1. Cards Against Humanity
2. Star Realms
4. Cardline Animals
5. Boss Monster
9. Sushi Go!
10. Forbidden Island
1. Isle of Skye
2. Adventure of Marco Polo
3. Oh my Goods!
9. The Game
10. Grand Austria Hotel
1. T.I.M.E. Stories
2. Merchants and Marauders Seas of Glory
3. Prodigal’s Club
4. The Gallerist
5. Voyages of Marco Polo
7. The Game
9. Epic Card Game
10. Flick ’em Up
So how’s that for very different lists? For many reasons, it’s sort of a bummer that Cards Against Humanity still tops the bestseller list. My biggest concern is the lack of crossover, that is, customers who come in looking for CAH have zero interest in other products.
I’m going with Codenames as the single most influential game of the year. It is an excellent party game that will sell for years to come, and has the opportunity to expose many people to the modern world of games. If we can get Vlaada a little tipsy, maybe he’ll make the dirty version of Codenames, and wham-o, we have the next Cards Against Humanity. Seriously though, the hobby needs more games like Codenames and Spyfall because not everyone wants to brain burn all the time, especially your non-gamer friends and family.
My list and Ben’s list would have more crossover, but I limited my list to games that were available on American retail shelves in 2015. We played some fantastic games that debuted at the Spiel convention in Essen, Germany, but some of those games did not ship to retailers in 2015.
As far as my #1, TIME Stories was the single most unique gaming experience I had this year. Yes, it’s $50 for one playthrough (three sessions though). Yes, the final puzzle bothered us a bit. Yes, the third session was a bit lackluster compared to our first two sessions. But despite all the quibbles, I enjoyed the heck out of it, and want to play more. There is no other game on the market quite like it.
Final thoughts for 2015, it was a pretty incredible year for the hobby. We had amazing releases across all genres. GenCon was fairly meh this year compared to previous years, but the Spiel was amazing, and we will see the fruits of that show during the next few months.
Hobby board game sales grew nationwide, for both online and offline channels.

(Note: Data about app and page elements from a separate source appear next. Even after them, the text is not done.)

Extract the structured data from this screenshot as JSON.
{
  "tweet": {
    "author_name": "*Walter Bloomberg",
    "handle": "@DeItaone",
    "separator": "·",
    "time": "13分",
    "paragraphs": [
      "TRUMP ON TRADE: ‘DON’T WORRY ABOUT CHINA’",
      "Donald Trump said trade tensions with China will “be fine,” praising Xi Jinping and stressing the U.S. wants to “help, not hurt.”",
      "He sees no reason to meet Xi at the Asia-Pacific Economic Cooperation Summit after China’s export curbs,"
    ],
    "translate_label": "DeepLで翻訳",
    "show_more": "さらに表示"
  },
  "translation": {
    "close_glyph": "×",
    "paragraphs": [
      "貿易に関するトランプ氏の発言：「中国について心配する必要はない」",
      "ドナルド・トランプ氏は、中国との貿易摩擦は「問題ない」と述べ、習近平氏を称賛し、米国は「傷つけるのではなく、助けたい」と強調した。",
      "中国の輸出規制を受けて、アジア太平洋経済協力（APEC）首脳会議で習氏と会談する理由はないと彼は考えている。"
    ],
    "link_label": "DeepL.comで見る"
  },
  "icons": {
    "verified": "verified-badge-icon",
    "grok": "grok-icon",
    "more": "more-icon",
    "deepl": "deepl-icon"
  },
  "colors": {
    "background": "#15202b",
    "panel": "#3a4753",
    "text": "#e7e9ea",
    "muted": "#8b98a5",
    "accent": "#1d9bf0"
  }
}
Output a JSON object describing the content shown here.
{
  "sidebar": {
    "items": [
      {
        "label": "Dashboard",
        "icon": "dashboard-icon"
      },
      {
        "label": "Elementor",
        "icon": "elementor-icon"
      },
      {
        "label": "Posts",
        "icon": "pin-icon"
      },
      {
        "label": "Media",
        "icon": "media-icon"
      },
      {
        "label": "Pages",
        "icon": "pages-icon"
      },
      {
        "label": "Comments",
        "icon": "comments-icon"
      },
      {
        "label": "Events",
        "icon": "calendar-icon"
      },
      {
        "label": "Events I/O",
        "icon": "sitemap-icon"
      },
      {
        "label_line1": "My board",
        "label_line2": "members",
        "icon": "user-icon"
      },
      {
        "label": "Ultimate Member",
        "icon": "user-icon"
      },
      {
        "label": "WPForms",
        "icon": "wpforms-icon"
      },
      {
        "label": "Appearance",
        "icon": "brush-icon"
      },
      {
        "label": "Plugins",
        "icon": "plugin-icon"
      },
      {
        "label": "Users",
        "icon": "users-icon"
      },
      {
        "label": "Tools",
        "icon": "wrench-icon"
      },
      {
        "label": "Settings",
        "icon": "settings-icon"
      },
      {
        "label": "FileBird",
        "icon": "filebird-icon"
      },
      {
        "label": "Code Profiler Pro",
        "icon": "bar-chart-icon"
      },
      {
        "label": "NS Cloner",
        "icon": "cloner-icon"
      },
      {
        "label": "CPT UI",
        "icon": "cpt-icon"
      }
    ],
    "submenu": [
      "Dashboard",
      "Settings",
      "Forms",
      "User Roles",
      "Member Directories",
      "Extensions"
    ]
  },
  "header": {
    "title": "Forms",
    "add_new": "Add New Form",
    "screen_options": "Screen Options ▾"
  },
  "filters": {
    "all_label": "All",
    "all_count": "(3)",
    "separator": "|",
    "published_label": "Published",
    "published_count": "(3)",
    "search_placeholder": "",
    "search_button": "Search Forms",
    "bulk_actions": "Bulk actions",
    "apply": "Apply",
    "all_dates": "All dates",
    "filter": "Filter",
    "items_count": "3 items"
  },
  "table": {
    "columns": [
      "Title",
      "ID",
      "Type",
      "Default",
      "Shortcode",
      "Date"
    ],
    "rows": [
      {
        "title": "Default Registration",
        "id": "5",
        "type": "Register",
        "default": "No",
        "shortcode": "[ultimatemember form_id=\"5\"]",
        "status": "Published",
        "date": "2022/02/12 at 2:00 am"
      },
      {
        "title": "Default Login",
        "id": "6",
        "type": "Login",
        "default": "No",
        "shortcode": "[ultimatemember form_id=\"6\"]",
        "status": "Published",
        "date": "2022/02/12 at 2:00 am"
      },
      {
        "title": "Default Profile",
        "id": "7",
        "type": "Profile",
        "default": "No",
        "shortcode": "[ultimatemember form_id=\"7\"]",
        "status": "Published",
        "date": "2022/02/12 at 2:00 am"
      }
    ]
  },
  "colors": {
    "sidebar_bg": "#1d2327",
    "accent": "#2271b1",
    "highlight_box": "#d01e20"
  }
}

The hobby is becoming more and more mainstream, due in part to great games, but great game media is contributing in a big way. The increasing shift in purchasing away from brick and mortar towards the many online forms (Kickstarter, direct to publisher, Amazon) still threatens the longevity of the hobby, but there is plenty of time to shift the tide.
Asmodee made a bold statement at the end of the year about the importance of brick and mortar stores and the third place they provide. If more publishers embrace this mentality, and Kickstarter publishers find ways to include retailers, all sales channels benefit long-term. Think about your own regular game groups, how important was a third place (store, pub, cafe) in creating those groups? Hopefully 2016 will bring more interest in long-term growth over short-term gain, it starts with the publishers!
Happy 2016 everyone, enjoy your game gifts!